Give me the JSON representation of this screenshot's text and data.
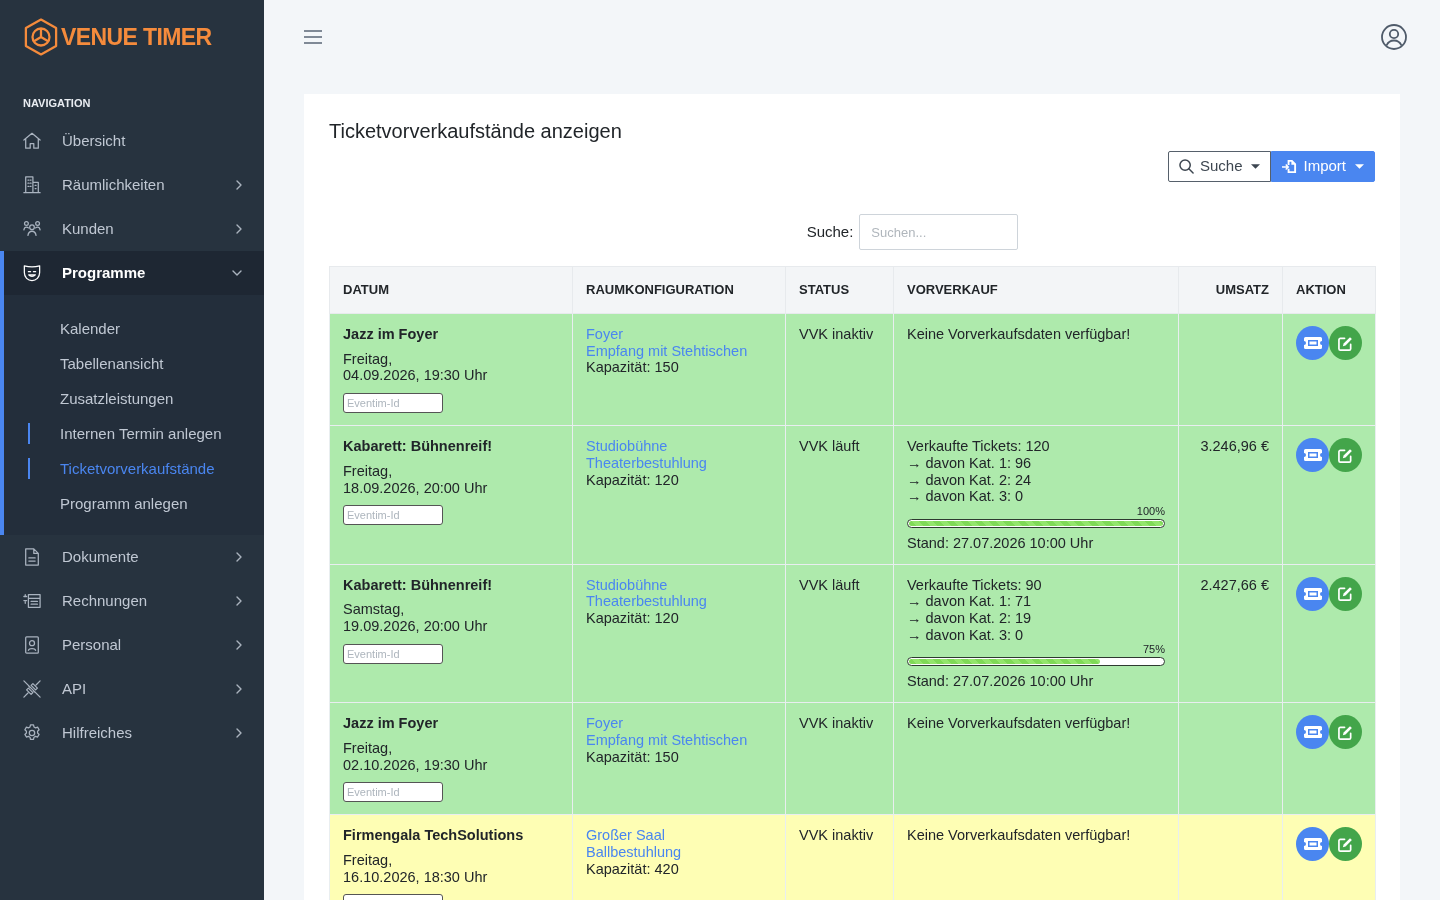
{
  "logo": {
    "text": "VENUE TIMER"
  },
  "sidebar": {
    "heading": "NAVIGATION",
    "items": [
      {
        "kind": "link",
        "label": "Übersicht"
      },
      {
        "kind": "group",
        "label": "Räumlichkeiten",
        "expanded": false
      },
      {
        "kind": "group",
        "label": "Kunden",
        "expanded": false
      },
      {
        "kind": "group",
        "label": "Programme",
        "expanded": true,
        "children": [
          {
            "label": "Kalender",
            "selected": false,
            "hovered": false
          },
          {
            "label": "Tabellenansicht",
            "selected": false,
            "hovered": false
          },
          {
            "label": "Zusatzleistungen",
            "selected": false,
            "hovered": false
          },
          {
            "label": "Internen Termin anlegen",
            "selected": false,
            "hovered": true
          },
          {
            "label": "Ticketvorverkaufstände",
            "selected": true,
            "hovered": false
          },
          {
            "label": "Programm anlegen",
            "selected": false,
            "hovered": false
          }
        ]
      },
      {
        "kind": "group",
        "label": "Dokumente",
        "expanded": false
      },
      {
        "kind": "group",
        "label": "Rechnungen",
        "expanded": false
      },
      {
        "kind": "group",
        "label": "Personal",
        "expanded": false
      },
      {
        "kind": "group",
        "label": "API",
        "expanded": false
      },
      {
        "kind": "group",
        "label": "Hilfreiches",
        "expanded": false
      }
    ]
  },
  "page": {
    "title": "Ticketvorverkaufstände anzeigen",
    "buttons": [
      {
        "kind": "outline",
        "label": "Suche"
      },
      {
        "kind": "primary",
        "label": "Import"
      }
    ],
    "search": {
      "label": "Suche:",
      "placeholder": "Suchen..."
    }
  },
  "table": {
    "columns": [
      "DATUM",
      "RAUMKONFIGURATION",
      "STATUS",
      "VORVERKAUF",
      "UMSATZ",
      "AKTION"
    ],
    "rows": [
      {
        "color": "#aeeaac",
        "title": "Jazz im Foyer",
        "weekday": "Freitag,",
        "datetime": "04.09.2026, 19:30 Uhr",
        "eventim_placeholder": "Eventim-Id",
        "venue": "Foyer",
        "setup": "Empfang mit Stehtischen",
        "capacity": "Kapazität: 150",
        "status": "VVK inaktiv",
        "presale": {
          "kind": "none",
          "text": "Keine Vorverkaufsdaten verfügbar!"
        }
      },
      {
        "color": "#aeeaac",
        "title": "Kabarett: Bühnenreif!",
        "weekday": "Freitag,",
        "datetime": "18.09.2026, 20:00 Uhr",
        "eventim_placeholder": "Eventim-Id",
        "venue": "Studiobühne",
        "setup": "Theaterbestuhlung",
        "capacity": "Kapazität: 120",
        "status": "VVK läuft",
        "presale": {
          "kind": "sales",
          "sold": "Verkaufte Tickets: 120",
          "categories": [
            "→ davon Kat. 1: 96",
            "→ davon Kat. 2: 24",
            "→ davon Kat. 3: 0"
          ],
          "percent": "100%",
          "level": 1,
          "as_of": "Stand: 27.07.2026 10:00 Uhr"
        },
        "revenue": "3.246,96 €"
      },
      {
        "color": "#aeeaac",
        "title": "Kabarett: Bühnenreif!",
        "weekday": "Samstag,",
        "datetime": "19.09.2026, 20:00 Uhr",
        "eventim_placeholder": "Eventim-Id",
        "venue": "Studiobühne",
        "setup": "Theaterbestuhlung",
        "capacity": "Kapazität: 120",
        "status": "VVK läuft",
        "presale": {
          "kind": "sales",
          "sold": "Verkaufte Tickets: 90",
          "categories": [
            "→ davon Kat. 1: 71",
            "→ davon Kat. 2: 19",
            "→ davon Kat. 3: 0"
          ],
          "percent": "75%",
          "level": 0.75,
          "as_of": "Stand: 27.07.2026 10:00 Uhr"
        },
        "revenue": "2.427,66 €"
      },
      {
        "color": "#aeeaac",
        "title": "Jazz im Foyer",
        "weekday": "Freitag,",
        "datetime": "02.10.2026, 19:30 Uhr",
        "eventim_placeholder": "Eventim-Id",
        "venue": "Foyer",
        "setup": "Empfang mit Stehtischen",
        "capacity": "Kapazität: 150",
        "status": "VVK inaktiv",
        "presale": {
          "kind": "none",
          "text": "Keine Vorverkaufsdaten verfügbar!"
        }
      },
      {
        "color": "#fefeb4",
        "title": "Firmengala TechSolutions",
        "weekday": "Freitag,",
        "datetime": "16.10.2026, 18:30 Uhr",
        "venue": "Großer Saal",
        "setup": "Ballbestuhlung",
        "capacity": "Kapazität: 420",
        "status": "VVK inaktiv",
        "presale": {
          "kind": "none",
          "text": "Keine Vorverkaufsdaten verfügbar!"
        }
      }
    ]
  }
}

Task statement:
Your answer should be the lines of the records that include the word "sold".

Answer for the task:
          "sold": "Verkaufte Tickets: 120",
          "sold": "Verkaufte Tickets: 90",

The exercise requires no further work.